**TASK INPUT:**
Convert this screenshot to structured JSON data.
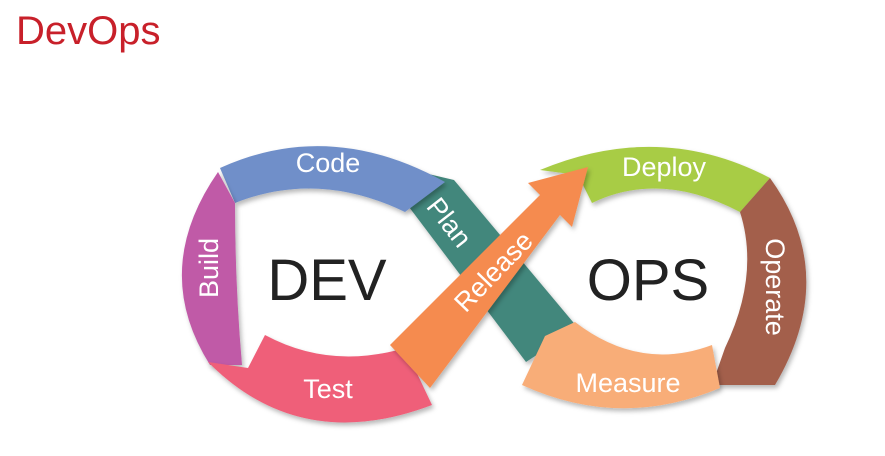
{
  "slide": {
    "title": "DevOps"
  },
  "diagram": {
    "dev_label": "DEV",
    "ops_label": "OPS",
    "segments": {
      "code": {
        "label": "Code",
        "color": "#6f8fc9"
      },
      "build": {
        "label": "Build",
        "color": "#c05aa7"
      },
      "test": {
        "label": "Test",
        "color": "#ef5f79"
      },
      "plan": {
        "label": "Plan",
        "color": "#43877b"
      },
      "release": {
        "label": "Release",
        "color": "#f58b4f"
      },
      "deploy": {
        "label": "Deploy",
        "color": "#a8cc44"
      },
      "operate": {
        "label": "Operate",
        "color": "#a35e4b"
      },
      "measure": {
        "label": "Measure",
        "color": "#f8ad78"
      }
    }
  }
}
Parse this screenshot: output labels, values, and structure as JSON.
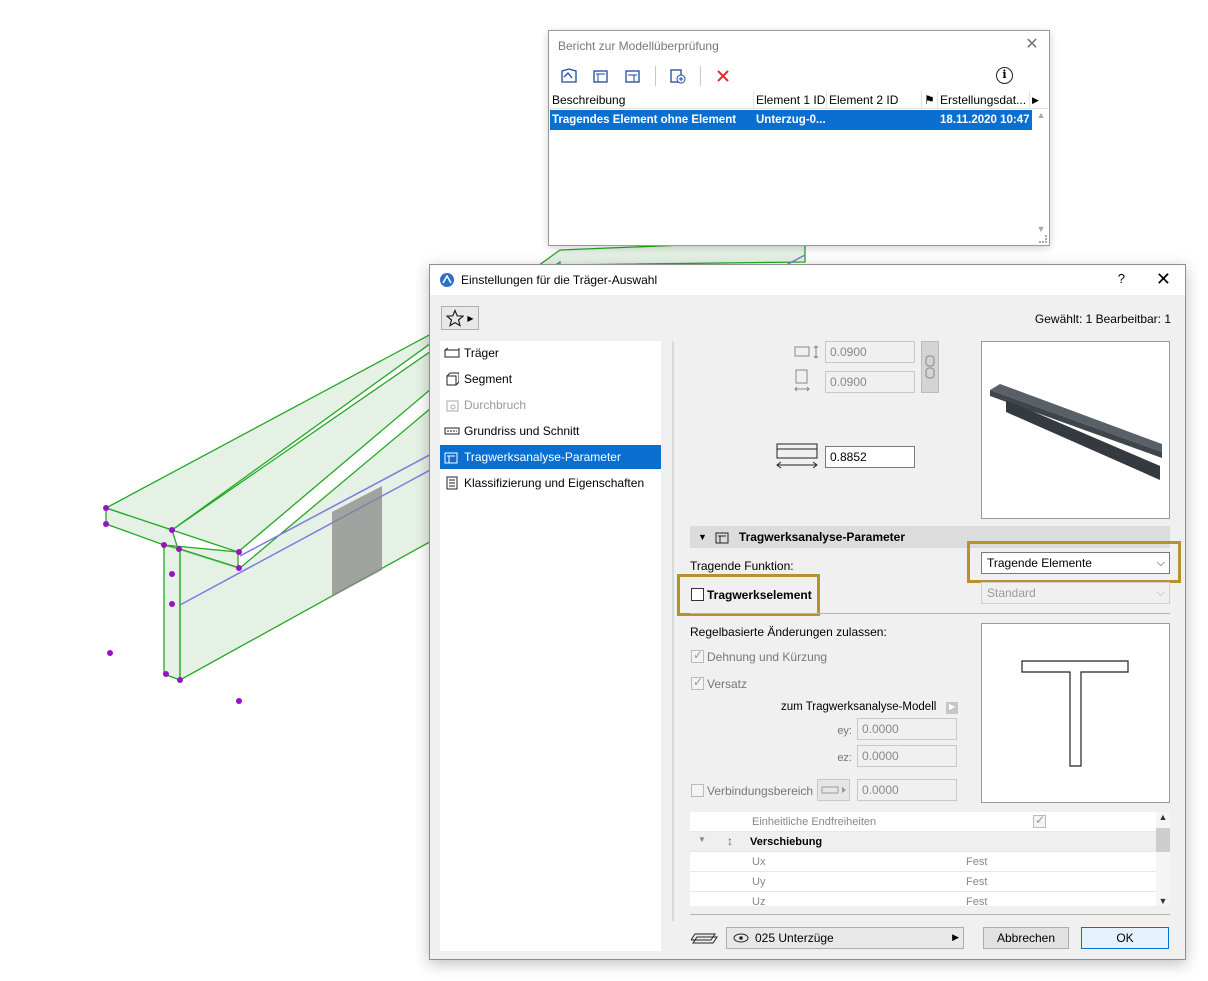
{
  "report_window": {
    "title": "Bericht zur Modellüberprüfung",
    "columns": [
      "Beschreibung",
      "Element 1 ID",
      "Element 2 ID",
      "Erstellungsdat..."
    ],
    "rows": [
      {
        "beschreibung": "Tragendes Element ohne Element",
        "element1": "Unterzug-0...",
        "element2": "",
        "datum": "18.11.2020 10:47"
      }
    ],
    "icons": [
      "model-check-icon",
      "beam-report-icon",
      "beam-report-alt-icon",
      "add-report-icon",
      "delete-icon",
      "info-icon"
    ]
  },
  "dialog": {
    "title": "Einstellungen für die Träger-Auswahl",
    "help": "?",
    "close": "✕",
    "selection_info": "Gewählt: 1 Bearbeitbar: 1",
    "nav": [
      {
        "label": "Träger",
        "state": "normal"
      },
      {
        "label": "Segment",
        "state": "normal"
      },
      {
        "label": "Durchbruch",
        "state": "disabled"
      },
      {
        "label": "Grundriss und Schnitt",
        "state": "normal"
      },
      {
        "label": "Tragwerksanalyse-Parameter",
        "state": "active"
      },
      {
        "label": "Klassifizierung und Eigenschaften",
        "state": "normal"
      }
    ],
    "dimensions": {
      "width": "0.0900",
      "height": "0.0900",
      "offset": "0.8852"
    },
    "section_title": "Tragwerksanalyse-Parameter",
    "tragende_funktion_label": "Tragende Funktion:",
    "tragende_funktion_value": "Tragende Elemente",
    "tragwerkselement_label": "Tragwerkselement",
    "standard_value": "Standard",
    "regel_label": "Regelbasierte Änderungen zulassen:",
    "dehnung_label": "Dehnung und Kürzung",
    "versatz_label": "Versatz",
    "modell_label": "zum Tragwerksanalyse-Modell",
    "ey_label": "ey:",
    "ey_value": "0.0000",
    "ez_label": "ez:",
    "ez_value": "0.0000",
    "verbindung_label": "Verbindungsbereich",
    "verbindung_value": "0.0000",
    "table": {
      "row1": "Einheitliche Endfreiheiten",
      "group": "Verschiebung",
      "ux": "Ux",
      "ux_val": "Fest",
      "uy": "Uy",
      "uy_val": "Fest",
      "uz": "Uz",
      "uz_val": "Fest"
    },
    "layer": "025 Unterzüge",
    "cancel": "Abbrechen",
    "ok": "OK"
  },
  "colors": {
    "accent": "#0a6fd0",
    "highlight": "#b8912f",
    "model_green": "#22aa22",
    "model_fill": "#d4e8d4",
    "node_purple": "#9a10c8",
    "axis_blue": "#7a7ae0"
  }
}
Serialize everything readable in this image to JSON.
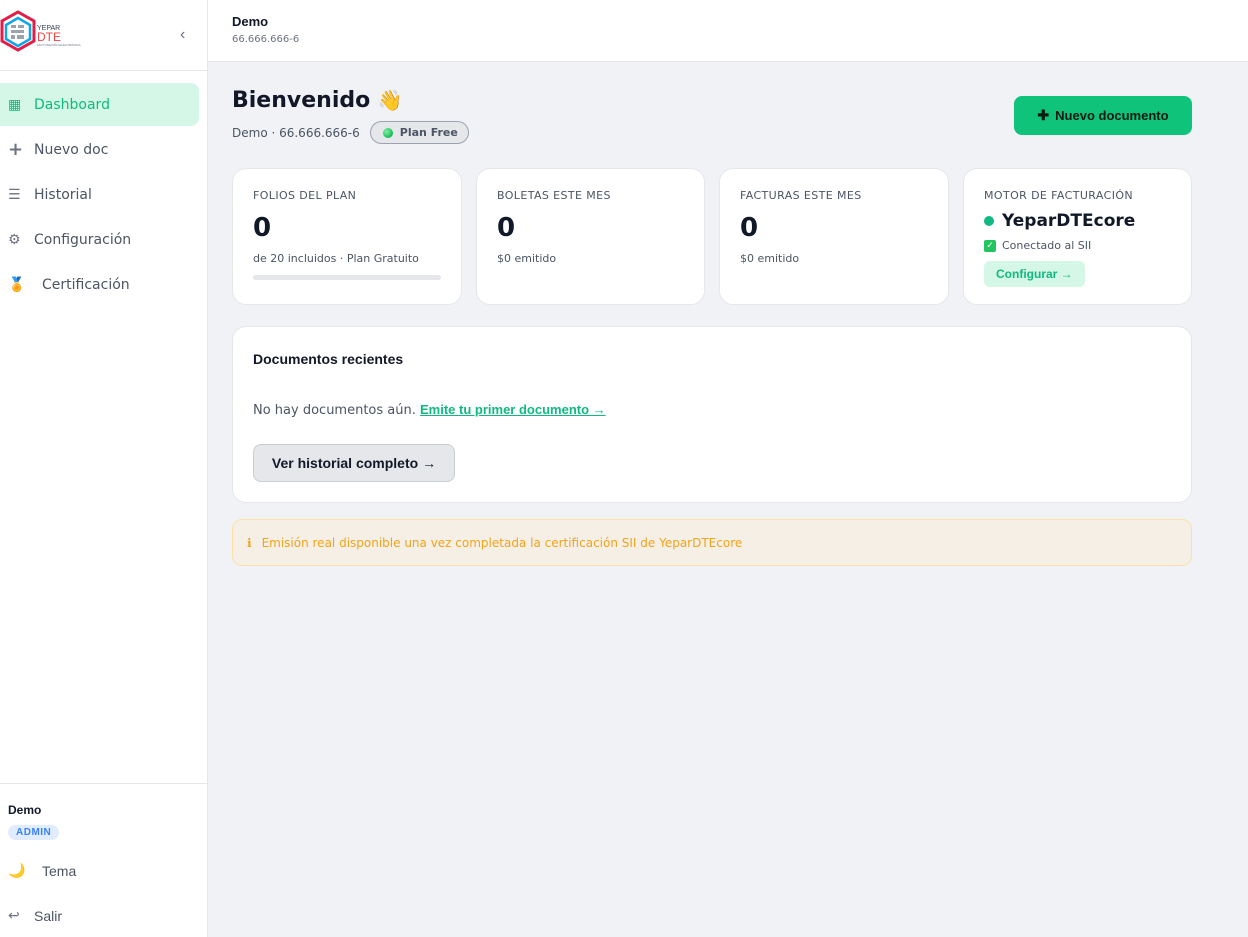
{
  "brand": {
    "logo_top": "YEPAR",
    "logo_main": "DTE",
    "logo_tagline": "FACTURACIÓN ELECTRÓNICA",
    "collapse": "‹"
  },
  "sidebar": {
    "items": [
      {
        "label": "Dashboard",
        "icon": "grid-icon",
        "glyph": "▦",
        "active": true
      },
      {
        "label": "Nuevo doc",
        "icon": "plus-icon",
        "glyph": "+"
      },
      {
        "label": "Historial",
        "icon": "list-icon",
        "glyph": "☰"
      },
      {
        "label": "Configuración",
        "icon": "gear-icon",
        "glyph": "⚙"
      },
      {
        "label": "Certificación",
        "icon": "medal-icon",
        "glyph": "🏅"
      }
    ],
    "footer": {
      "user": "Demo",
      "role": "ADMIN",
      "theme_label": "Tema",
      "theme_glyph": "🌙",
      "logout_label": "Salir",
      "logout_glyph": "↩"
    }
  },
  "topbar": {
    "title": "Demo",
    "subtitle": "66.666.666-6"
  },
  "header": {
    "welcome": "Bienvenido",
    "wave": "👋",
    "company_line": "Demo · 66.666.666-6",
    "plan": "Plan Free",
    "new_button": "Nuevo documento",
    "new_button_glyph": "✚"
  },
  "cards": {
    "folios": {
      "label": "FOLIOS DEL PLAN",
      "value": "0",
      "sub": "de 20 incluidos · Plan Gratuito",
      "progress": 0
    },
    "boletas": {
      "label": "BOLETAS ESTE MES",
      "value": "0",
      "sub": "$0 emitido"
    },
    "facturas": {
      "label": "FACTURAS ESTE MES",
      "value": "0",
      "sub": "$0 emitido"
    },
    "motor": {
      "label": "MOTOR DE FACTURACIÓN",
      "name": "YeparDTEcore",
      "status": "Conectado al SII",
      "button": "Configurar →"
    }
  },
  "recent": {
    "title": "Documentos recientes",
    "empty_text": "No hay documentos aún.",
    "empty_link": "Emite tu primer documento →",
    "history_button": "Ver historial completo →"
  },
  "notice": {
    "icon": "ℹ",
    "text": "Emisión real disponible una vez completada la certificación SII de YeparDTEcore"
  },
  "colors": {
    "accent": "#10b981",
    "button": "#0fc37a",
    "warning": "#f0a41a"
  }
}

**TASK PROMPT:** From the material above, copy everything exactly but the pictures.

**EXERCISE SOLUTION:**
Convert this screenshot to structured JSON data.
{
  "slide": {
    "title": "DevOps"
  },
  "diagram": {
    "dev_label": "DEV",
    "ops_label": "OPS",
    "segments": {
      "code": {
        "label": "Code",
        "color": "#6f8fc9"
      },
      "build": {
        "label": "Build",
        "color": "#c05aa7"
      },
      "test": {
        "label": "Test",
        "color": "#ef5f79"
      },
      "plan": {
        "label": "Plan",
        "color": "#43877b"
      },
      "release": {
        "label": "Release",
        "color": "#f58b4f"
      },
      "deploy": {
        "label": "Deploy",
        "color": "#a8cc44"
      },
      "operate": {
        "label": "Operate",
        "color": "#a35e4b"
      },
      "measure": {
        "label": "Measure",
        "color": "#f8ad78"
      }
    }
  }
}
Parse this screenshot: output labels, values, and structure as JSON.
{
  "report_window": {
    "title": "Bericht zur Modellüberprüfung",
    "columns": [
      "Beschreibung",
      "Element 1 ID",
      "Element 2 ID",
      "Erstellungsdat..."
    ],
    "rows": [
      {
        "beschreibung": "Tragendes Element ohne Element",
        "element1": "Unterzug-0...",
        "element2": "",
        "datum": "18.11.2020 10:47"
      }
    ],
    "icons": [
      "model-check-icon",
      "beam-report-icon",
      "beam-report-alt-icon",
      "add-report-icon",
      "delete-icon",
      "info-icon"
    ]
  },
  "dialog": {
    "title": "Einstellungen für die Träger-Auswahl",
    "help": "?",
    "close": "✕",
    "selection_info": "Gewählt: 1 Bearbeitbar: 1",
    "nav": [
      {
        "label": "Träger",
        "state": "normal"
      },
      {
        "label": "Segment",
        "state": "normal"
      },
      {
        "label": "Durchbruch",
        "state": "disabled"
      },
      {
        "label": "Grundriss und Schnitt",
        "state": "normal"
      },
      {
        "label": "Tragwerksanalyse-Parameter",
        "state": "active"
      },
      {
        "label": "Klassifizierung und Eigenschaften",
        "state": "normal"
      }
    ],
    "dimensions": {
      "width": "0.0900",
      "height": "0.0900",
      "offset": "0.8852"
    },
    "section_title": "Tragwerksanalyse-Parameter",
    "tragende_funktion_label": "Tragende Funktion:",
    "tragende_funktion_value": "Tragende Elemente",
    "tragwerkselement_label": "Tragwerkselement",
    "standard_value": "Standard",
    "regel_label": "Regelbasierte Änderungen zulassen:",
    "dehnung_label": "Dehnung und Kürzung",
    "versatz_label": "Versatz",
    "modell_label": "zum Tragwerksanalyse-Modell",
    "ey_label": "ey:",
    "ey_value": "0.0000",
    "ez_label": "ez:",
    "ez_value": "0.0000",
    "verbindung_label": "Verbindungsbereich",
    "verbindung_value": "0.0000",
    "table": {
      "row1": "Einheitliche Endfreiheiten",
      "group": "Verschiebung",
      "ux": "Ux",
      "ux_val": "Fest",
      "uy": "Uy",
      "uy_val": "Fest",
      "uz": "Uz",
      "uz_val": "Fest"
    },
    "layer": "025 Unterzüge",
    "cancel": "Abbrechen",
    "ok": "OK"
  },
  "colors": {
    "accent": "#0a6fd0",
    "highlight": "#b8912f",
    "model_green": "#22aa22",
    "model_fill": "#d4e8d4",
    "node_purple": "#9a10c8",
    "axis_blue": "#7a7ae0"
  }
}
Serialize everything readable in this image to JSON.
{
  "brand": {
    "logo_top": "YEPAR",
    "logo_main": "DTE",
    "logo_tagline": "FACTURACIÓN ELECTRÓNICA",
    "collapse": "‹"
  },
  "sidebar": {
    "items": [
      {
        "label": "Dashboard",
        "icon": "grid-icon",
        "glyph": "▦",
        "active": true
      },
      {
        "label": "Nuevo doc",
        "icon": "plus-icon",
        "glyph": "+"
      },
      {
        "label": "Historial",
        "icon": "list-icon",
        "glyph": "☰"
      },
      {
        "label": "Configuración",
        "icon": "gear-icon",
        "glyph": "⚙"
      },
      {
        "label": "Certificación",
        "icon": "medal-icon",
        "glyph": "🏅"
      }
    ],
    "footer": {
      "user": "Demo",
      "role": "ADMIN",
      "theme_label": "Tema",
      "theme_glyph": "🌙",
      "logout_label": "Salir",
      "logout_glyph": "↩"
    }
  },
  "topbar": {
    "title": "Demo",
    "subtitle": "66.666.666-6"
  },
  "header": {
    "welcome": "Bienvenido",
    "wave": "👋",
    "company_line": "Demo · 66.666.666-6",
    "plan": "Plan Free",
    "new_button": "Nuevo documento",
    "new_button_glyph": "✚"
  },
  "cards": {
    "folios": {
      "label": "FOLIOS DEL PLAN",
      "value": "0",
      "sub": "de 20 incluidos · Plan Gratuito",
      "progress": 0
    },
    "boletas": {
      "label": "BOLETAS ESTE MES",
      "value": "0",
      "sub": "$0 emitido"
    },
    "facturas": {
      "label": "FACTURAS ESTE MES",
      "value": "0",
      "sub": "$0 emitido"
    },
    "motor": {
      "label": "MOTOR DE FACTURACIÓN",
      "name": "YeparDTEcore",
      "status": "Conectado al SII",
      "button": "Configurar →"
    }
  },
  "recent": {
    "title": "Documentos recientes",
    "empty_text": "No hay documentos aún.",
    "empty_link": "Emite tu primer documento →",
    "history_button": "Ver historial completo →"
  },
  "notice": {
    "icon": "ℹ",
    "text": "Emisión real disponible una vez completada la certificación SII de YeparDTEcore"
  },
  "colors": {
    "accent": "#10b981",
    "button": "#0fc37a",
    "warning": "#f0a41a"
  }
}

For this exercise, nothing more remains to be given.